Charlotte officials say this gift from the Federal Transit Administration is the single largest federal grant the city's ever received: $580 million.
FTA Administrator Peter Rogoff traveled from D.C. to bring news of what city leaders have expected for several months now.
That hasn't always been the case, though.
"This project was on life support back in 2009," says Mayor Anthony Foxx.
Revenues from the city's half-cent sales tax for transit had fallen and Congress ended its habit of allowing cities to secure funding through earmarks. But Charlotte was lucky to have completed most of its planning on the project before hard times hit. The city scaled back a bit, cutting a few planned stops and shaving $200 million off the project to keep its federal grant request on track.
Now the wait is over. Construction on the line should start next fall with light rail up and running by 2017. The route runs through Congressman Mel Watt's district, connecting Uptown to UNC Charlotte.
But Watt says it's not just for university commuters: "Look at the stops in between those two extremes. This is the people's light rail. The working people's light rail line into downtown Charlotte and out of downtown Charlotte."
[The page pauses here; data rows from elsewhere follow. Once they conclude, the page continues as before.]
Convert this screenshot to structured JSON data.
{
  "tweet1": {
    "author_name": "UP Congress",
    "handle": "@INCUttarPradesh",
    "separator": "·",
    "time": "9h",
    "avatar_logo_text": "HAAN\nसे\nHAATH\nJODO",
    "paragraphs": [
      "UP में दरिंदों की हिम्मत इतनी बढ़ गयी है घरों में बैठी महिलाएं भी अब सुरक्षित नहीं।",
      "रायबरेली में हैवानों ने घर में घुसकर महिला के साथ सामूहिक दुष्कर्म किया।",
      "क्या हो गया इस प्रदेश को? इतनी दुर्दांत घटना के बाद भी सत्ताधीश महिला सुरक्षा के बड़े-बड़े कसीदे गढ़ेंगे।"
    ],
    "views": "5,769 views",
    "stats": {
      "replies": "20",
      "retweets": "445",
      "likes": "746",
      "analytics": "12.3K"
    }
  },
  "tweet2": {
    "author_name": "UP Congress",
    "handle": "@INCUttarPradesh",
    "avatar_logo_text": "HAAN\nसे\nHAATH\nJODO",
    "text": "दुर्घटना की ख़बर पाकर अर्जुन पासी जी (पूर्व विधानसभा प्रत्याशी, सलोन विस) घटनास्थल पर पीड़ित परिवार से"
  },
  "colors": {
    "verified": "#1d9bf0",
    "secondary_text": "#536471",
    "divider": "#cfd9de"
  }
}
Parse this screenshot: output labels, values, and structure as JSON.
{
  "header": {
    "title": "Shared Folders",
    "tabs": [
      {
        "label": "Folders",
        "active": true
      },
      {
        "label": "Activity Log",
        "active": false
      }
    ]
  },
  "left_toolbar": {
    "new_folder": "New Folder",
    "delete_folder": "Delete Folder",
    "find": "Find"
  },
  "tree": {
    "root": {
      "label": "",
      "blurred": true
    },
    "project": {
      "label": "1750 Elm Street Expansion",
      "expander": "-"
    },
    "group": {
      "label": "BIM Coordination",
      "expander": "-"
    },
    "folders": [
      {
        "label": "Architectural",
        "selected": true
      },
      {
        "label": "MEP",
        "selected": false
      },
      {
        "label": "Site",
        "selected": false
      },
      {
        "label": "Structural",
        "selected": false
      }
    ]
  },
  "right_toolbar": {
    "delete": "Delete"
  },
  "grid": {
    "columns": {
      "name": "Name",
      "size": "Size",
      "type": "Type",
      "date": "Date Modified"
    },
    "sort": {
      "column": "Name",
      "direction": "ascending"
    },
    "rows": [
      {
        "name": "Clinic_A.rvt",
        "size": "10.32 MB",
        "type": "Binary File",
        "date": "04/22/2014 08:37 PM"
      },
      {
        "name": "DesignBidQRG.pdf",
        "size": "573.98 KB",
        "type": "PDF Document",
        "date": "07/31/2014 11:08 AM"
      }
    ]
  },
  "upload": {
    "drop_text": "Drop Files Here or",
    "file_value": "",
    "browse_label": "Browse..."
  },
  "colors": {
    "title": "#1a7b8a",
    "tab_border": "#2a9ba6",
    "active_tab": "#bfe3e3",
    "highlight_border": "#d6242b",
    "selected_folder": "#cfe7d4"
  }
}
City officials hope light rail will do for the North Tryon corridor what it has done along South Boulevard - spur economic development and neighborhood improvement. Mayor Foxx hopes it will inspire the city council and taxpayers to pony up for more transit - he's intent on connecting east and west Charlotte by streetcar.